● **Record extracts**:

◇ ◇ ◇ ◇ ◇

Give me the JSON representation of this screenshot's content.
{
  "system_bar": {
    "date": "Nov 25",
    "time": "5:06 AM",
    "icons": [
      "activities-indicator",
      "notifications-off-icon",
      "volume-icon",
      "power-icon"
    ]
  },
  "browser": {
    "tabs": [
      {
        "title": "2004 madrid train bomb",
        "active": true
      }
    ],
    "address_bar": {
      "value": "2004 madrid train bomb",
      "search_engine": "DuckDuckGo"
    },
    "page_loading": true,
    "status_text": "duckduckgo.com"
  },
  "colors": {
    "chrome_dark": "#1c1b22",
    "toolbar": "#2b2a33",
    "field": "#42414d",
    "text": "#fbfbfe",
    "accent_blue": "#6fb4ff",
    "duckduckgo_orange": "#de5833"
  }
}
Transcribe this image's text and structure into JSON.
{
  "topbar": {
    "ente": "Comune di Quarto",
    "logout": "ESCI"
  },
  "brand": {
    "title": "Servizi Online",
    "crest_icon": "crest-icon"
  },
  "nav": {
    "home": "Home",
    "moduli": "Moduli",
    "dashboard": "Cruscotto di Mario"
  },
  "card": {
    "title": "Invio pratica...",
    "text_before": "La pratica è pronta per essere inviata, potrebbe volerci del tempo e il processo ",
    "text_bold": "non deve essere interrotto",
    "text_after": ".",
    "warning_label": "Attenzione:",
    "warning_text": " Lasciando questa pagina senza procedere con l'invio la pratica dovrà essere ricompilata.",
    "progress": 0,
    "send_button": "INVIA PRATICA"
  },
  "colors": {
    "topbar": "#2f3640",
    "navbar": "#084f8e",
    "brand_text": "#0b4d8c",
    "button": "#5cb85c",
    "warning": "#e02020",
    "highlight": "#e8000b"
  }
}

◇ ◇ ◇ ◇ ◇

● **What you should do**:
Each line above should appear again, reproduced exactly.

● **Answer box**:
Give me the JSON representation of this screenshot's content.
{
  "system_bar": {
    "date": "Nov 25",
    "time": "5:06 AM",
    "icons": [
      "activities-indicator",
      "notifications-off-icon",
      "volume-icon",
      "power-icon"
    ]
  },
  "browser": {
    "tabs": [
      {
        "title": "2004 madrid train bomb",
        "active": true
      }
    ],
    "address_bar": {
      "value": "2004 madrid train bomb",
      "search_engine": "DuckDuckGo"
    },
    "page_loading": true,
    "status_text": "duckduckgo.com"
  },
  "colors": {
    "chrome_dark": "#1c1b22",
    "toolbar": "#2b2a33",
    "field": "#42414d",
    "text": "#fbfbfe",
    "accent_blue": "#6fb4ff",
    "duckduckgo_orange": "#de5833"
  }
}
Transcribe this image's text and structure into JSON.
{
  "topbar": {
    "ente": "Comune di Quarto",
    "logout": "ESCI"
  },
  "brand": {
    "title": "Servizi Online",
    "crest_icon": "crest-icon"
  },
  "nav": {
    "home": "Home",
    "moduli": "Moduli",
    "dashboard": "Cruscotto di Mario"
  },
  "card": {
    "title": "Invio pratica...",
    "text_before": "La pratica è pronta per essere inviata, potrebbe volerci del tempo e il processo ",
    "text_bold": "non deve essere interrotto",
    "text_after": ".",
    "warning_label": "Attenzione:",
    "warning_text": " Lasciando questa pagina senza procedere con l'invio la pratica dovrà essere ricompilata.",
    "progress": 0,
    "send_button": "INVIA PRATICA"
  },
  "colors": {
    "topbar": "#2f3640",
    "navbar": "#084f8e",
    "brand_text": "#0b4d8c",
    "button": "#5cb85c",
    "warning": "#e02020",
    "highlight": "#e8000b"
  }
}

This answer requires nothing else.